By Dale Martin
December 17, 2021
Earlier this week, several local officials (Mayor Michael Lednovich, Nassau County Commissioner John Martin, Nassau County Manager Taco Pope, and me) were invited to share our backgrounds, experiences, and challenges with members of the Nassau County Chamber of Commerce Leadership Nassau class.
Leadership Nassau is a long running successful community leadership program. The program participants (accepted by application) are provided a wealth of opportunities to meet community leaders, visit area facilities (public and private), and study regional issues. More details can be found on the Chamber’s website: www.islandchamber.com/leadership-nassau.html.
Leadership Nassau is an outstanding example of an introductory effort to educate and inform interested residents how area businesses and governments operate. Many local officials and industry icons have participated in the program or served as a speaker/mentor to the program. One of my comments to the participants this week was my general frustration with how few people understood how local government functions.
Mayor Lednovich, in his remarks, highlighted the important role of local government, having an impact likely far greater on personal quality of life than state or federal government. Local government officials are typically more accessible and the issues they address much more personal. Despite that strong local bond, local government organization and operations aren’t taught in schools or universities.

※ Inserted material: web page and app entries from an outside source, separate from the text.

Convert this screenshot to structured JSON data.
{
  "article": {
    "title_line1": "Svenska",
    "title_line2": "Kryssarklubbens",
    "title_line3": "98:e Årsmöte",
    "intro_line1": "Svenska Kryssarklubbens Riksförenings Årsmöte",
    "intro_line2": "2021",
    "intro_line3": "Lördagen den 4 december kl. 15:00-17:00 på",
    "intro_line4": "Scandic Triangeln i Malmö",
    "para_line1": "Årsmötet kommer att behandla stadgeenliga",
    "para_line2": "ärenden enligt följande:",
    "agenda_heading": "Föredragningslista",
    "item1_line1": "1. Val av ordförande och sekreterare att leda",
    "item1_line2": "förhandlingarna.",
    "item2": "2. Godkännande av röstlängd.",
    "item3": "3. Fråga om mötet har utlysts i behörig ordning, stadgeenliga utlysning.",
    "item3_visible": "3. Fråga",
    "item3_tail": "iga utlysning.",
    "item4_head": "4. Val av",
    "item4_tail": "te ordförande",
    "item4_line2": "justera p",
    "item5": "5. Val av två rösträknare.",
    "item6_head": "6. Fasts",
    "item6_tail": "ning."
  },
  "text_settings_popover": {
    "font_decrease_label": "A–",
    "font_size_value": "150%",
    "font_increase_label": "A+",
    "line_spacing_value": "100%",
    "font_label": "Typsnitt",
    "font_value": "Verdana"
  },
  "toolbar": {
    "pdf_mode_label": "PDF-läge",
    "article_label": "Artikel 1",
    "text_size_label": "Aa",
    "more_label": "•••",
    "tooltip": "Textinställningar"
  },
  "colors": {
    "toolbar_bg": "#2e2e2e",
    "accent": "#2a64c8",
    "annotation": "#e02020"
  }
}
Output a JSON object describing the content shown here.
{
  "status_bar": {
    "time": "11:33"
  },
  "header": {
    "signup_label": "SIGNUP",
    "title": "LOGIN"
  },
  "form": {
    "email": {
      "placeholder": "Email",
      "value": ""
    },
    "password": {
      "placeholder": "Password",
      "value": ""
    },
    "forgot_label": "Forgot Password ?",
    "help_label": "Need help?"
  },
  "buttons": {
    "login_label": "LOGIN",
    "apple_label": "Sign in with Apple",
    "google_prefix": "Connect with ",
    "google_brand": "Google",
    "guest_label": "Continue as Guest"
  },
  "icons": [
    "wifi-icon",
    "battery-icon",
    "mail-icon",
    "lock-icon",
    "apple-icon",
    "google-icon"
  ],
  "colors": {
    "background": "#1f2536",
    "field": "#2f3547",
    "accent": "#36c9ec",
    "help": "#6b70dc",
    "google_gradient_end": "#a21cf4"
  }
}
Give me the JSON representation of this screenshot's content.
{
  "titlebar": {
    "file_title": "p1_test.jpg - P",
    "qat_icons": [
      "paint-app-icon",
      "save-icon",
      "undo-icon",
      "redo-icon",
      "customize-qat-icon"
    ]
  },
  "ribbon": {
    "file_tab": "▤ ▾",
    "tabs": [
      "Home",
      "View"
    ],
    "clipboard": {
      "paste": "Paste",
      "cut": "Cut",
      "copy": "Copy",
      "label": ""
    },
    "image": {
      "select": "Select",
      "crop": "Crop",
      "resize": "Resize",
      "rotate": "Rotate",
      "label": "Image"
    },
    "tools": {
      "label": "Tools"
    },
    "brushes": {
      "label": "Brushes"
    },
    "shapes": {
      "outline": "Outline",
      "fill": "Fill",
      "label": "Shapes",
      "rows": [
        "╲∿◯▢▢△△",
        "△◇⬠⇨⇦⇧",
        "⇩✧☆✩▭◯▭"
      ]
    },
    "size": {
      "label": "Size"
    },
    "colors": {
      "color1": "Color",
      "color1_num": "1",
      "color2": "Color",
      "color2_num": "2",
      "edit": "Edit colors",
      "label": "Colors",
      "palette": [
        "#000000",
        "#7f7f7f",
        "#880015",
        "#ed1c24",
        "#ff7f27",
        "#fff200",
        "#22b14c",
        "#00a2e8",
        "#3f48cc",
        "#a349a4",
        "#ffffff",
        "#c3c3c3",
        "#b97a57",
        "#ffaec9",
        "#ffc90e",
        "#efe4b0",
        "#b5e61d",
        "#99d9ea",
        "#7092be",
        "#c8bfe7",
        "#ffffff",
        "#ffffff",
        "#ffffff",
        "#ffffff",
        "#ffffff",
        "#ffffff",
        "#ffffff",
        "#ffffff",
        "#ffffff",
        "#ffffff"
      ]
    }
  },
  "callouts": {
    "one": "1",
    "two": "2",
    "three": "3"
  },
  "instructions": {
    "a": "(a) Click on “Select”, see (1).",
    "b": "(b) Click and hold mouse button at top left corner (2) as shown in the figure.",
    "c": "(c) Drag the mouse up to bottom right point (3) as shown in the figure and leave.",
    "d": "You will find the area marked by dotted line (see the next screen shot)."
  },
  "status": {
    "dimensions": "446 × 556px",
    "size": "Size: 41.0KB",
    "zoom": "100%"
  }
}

One of the likely reasons for this lack of instruction is the diversity and distinctiveness of local governments. Every local government has a charter, which is similar to state and federal constitutions, but nearly every charter is different, having been originally crafted, adopted, and subsequently revised to reflect local desires for government organization and function. For example, the City of Jacksonville has nineteen members of its City Council (elected on a district basis) whereas the City of Fernandina Beach has five City Commissioners (elected at-large by the entire City).
Leadership Nassau seeks to provide insight to the form, function, and role of government and business in Nassau County, especially for those, as mentioned by County Commissioner Martin, interested in further public service. Both County and City government need residents (typically volunteer) to populate various boards and commissions. These boards and commissions, although often not as highly regarded or visible (but often as important) as the legislative bodies, advise their respective governing bodies. For some members of the boards, it is a local government apprenticeship, often leading to more engagement and involvement.
At the City level, I had developed a smaller scale program similar to Leadership Nassau: a Citizens Academy. The last series of this effort, like so many other things, was interrupted by the onset of the pandemic last March. As we turn the calendar optimistically to a new (election) year, I plan to re-commence the Citizens Academy in late January.
The past format of the Citizens Academy included sessions covering a variety of local government topics. These sessions covered City government history and organization, finance and budgeting, general government department organization and roles, public safety, utilities, and enterprise funds (Airport, Marina, and Golf Course). It is key to note that this effort is related to government, not politics: if interested in politics, the City Commission meets on the first and third Tuesday of each month at City Hall.
Some of the details as part of this renewed effort have yet to be finalized, such as day, time, and location. For previous series of the Academy, I have often varied the time between late afternoon sessions and evening sessions. Each session typically lasts two hours. Participation is limited to between ten and fifteen residents (non-City residents are welcome to participate) to facilitate group discussions. Possible general locations for the sessions are the Airport or the Golf Course, both of which have appropriate facilities. The series will be offered at no cost to participants. As soon as the format and scheduling details are completed, applications for the program will be available on the City’s website.
A new feature under development for the Citizens Academy are “graduate” courses dedicated specifically to other departments, notably Police, Fire, utilities, Airport, and others. Completion of the “undergraduate” Citizens Academy will be a prerequisite for consideration in the “graduate” programs.
I look forward to the return of the Citizens Academy and sharing my experience and passion for local government with residents interested in learning more and perhaps later serving the community. Thank you for your interest.